What to do: Gather the lines below that include the string "towards", copying each in full.

Items from an interface collection:
- - - -

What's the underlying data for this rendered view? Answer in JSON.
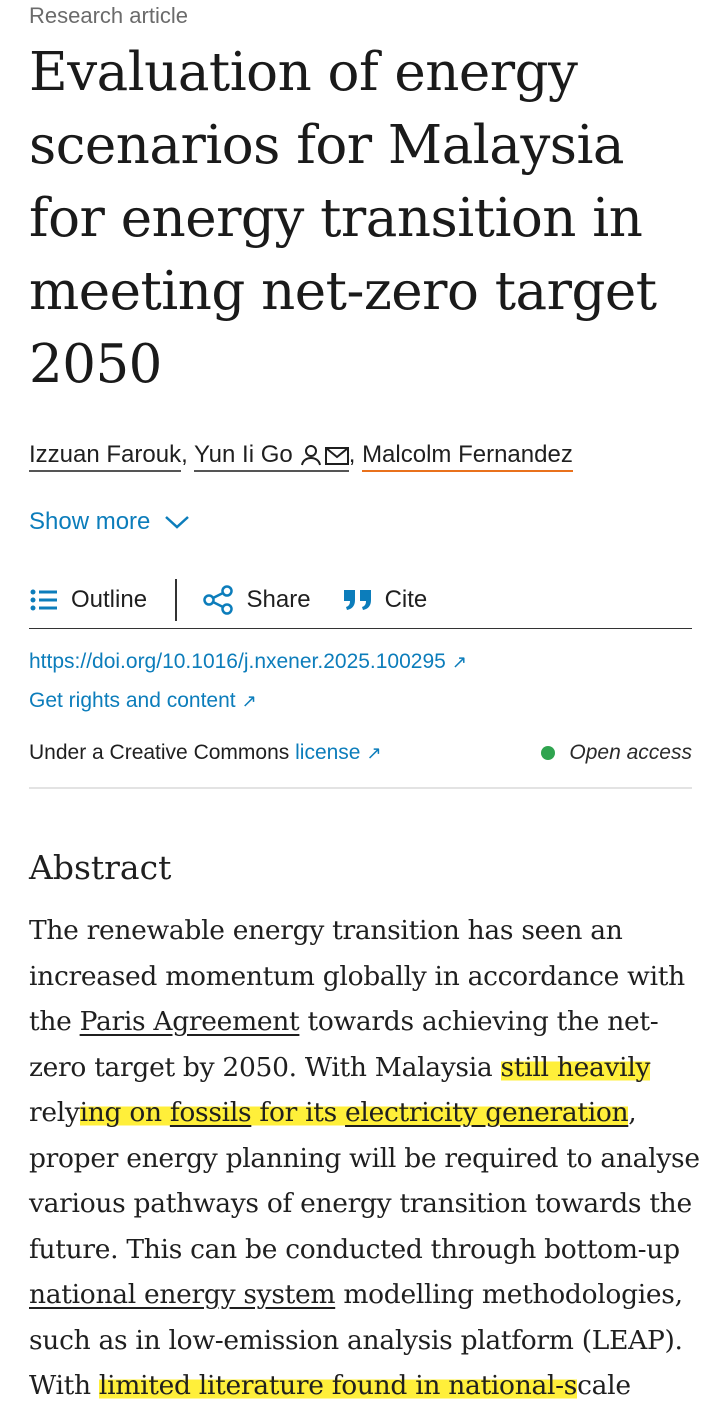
{
  "article_type": "Research article",
  "title": "Evaluation of energy scenarios for Malaysia for energy transition in meeting net-zero target 2050",
  "authors": [
    {
      "name": "Izzuan Farouk",
      "sep": ", "
    },
    {
      "name": "Yun Ii Go",
      "sep": ", "
    },
    {
      "name": "Malcolm Fernandez",
      "sep": ""
    }
  ],
  "show_more": "Show more",
  "toolbar": {
    "outline": "Outline",
    "share": "Share",
    "cite": "Cite"
  },
  "doi": "https://doi.org/10.1016/j.nxener.2025.100295",
  "rights": "Get rights and content",
  "license_prefix": "Under a Creative Commons ",
  "license_link": "license",
  "open_access": "Open access",
  "abstract_heading": "Abstract",
  "abstract": {
    "l1": "The renewable energy transition has seen an",
    "l2": "increased momentum globally in accordance with",
    "l3a": "the ",
    "l3b": "Paris Agreement",
    "l3c": " towards achieving the net-",
    "l4a": "zero target by 2050. With Malaysia ",
    "l4b": "still heavily",
    "l5a": "rely",
    "l5b": "ing on ",
    "l5c": "fossils",
    "l5d": " for its ",
    "l5e": "electricity generation",
    "l5f": ",",
    "l6": "proper energy planning will be required to analyse",
    "l7": "various pathways of energy transition towards the",
    "l8": "future. This can be conducted through bottom-up",
    "l9a": "national energy system",
    "l9b": " modelling methodologies,",
    "l10": "such as in low-emission analysis platform (LEAP).",
    "l11a": "With ",
    "l11b": "limited literature found in national-s",
    "l11c": "cale"
  },
  "colors": {
    "link": "#0c7dbb",
    "highlight": "#ffef3a",
    "open_access_dot": "#2fa44f",
    "author_underline": "#e9711c"
  }
}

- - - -

Answer space:
    "l3c": " towards achieving the net-",
    "l7": "various pathways of energy transition towards the",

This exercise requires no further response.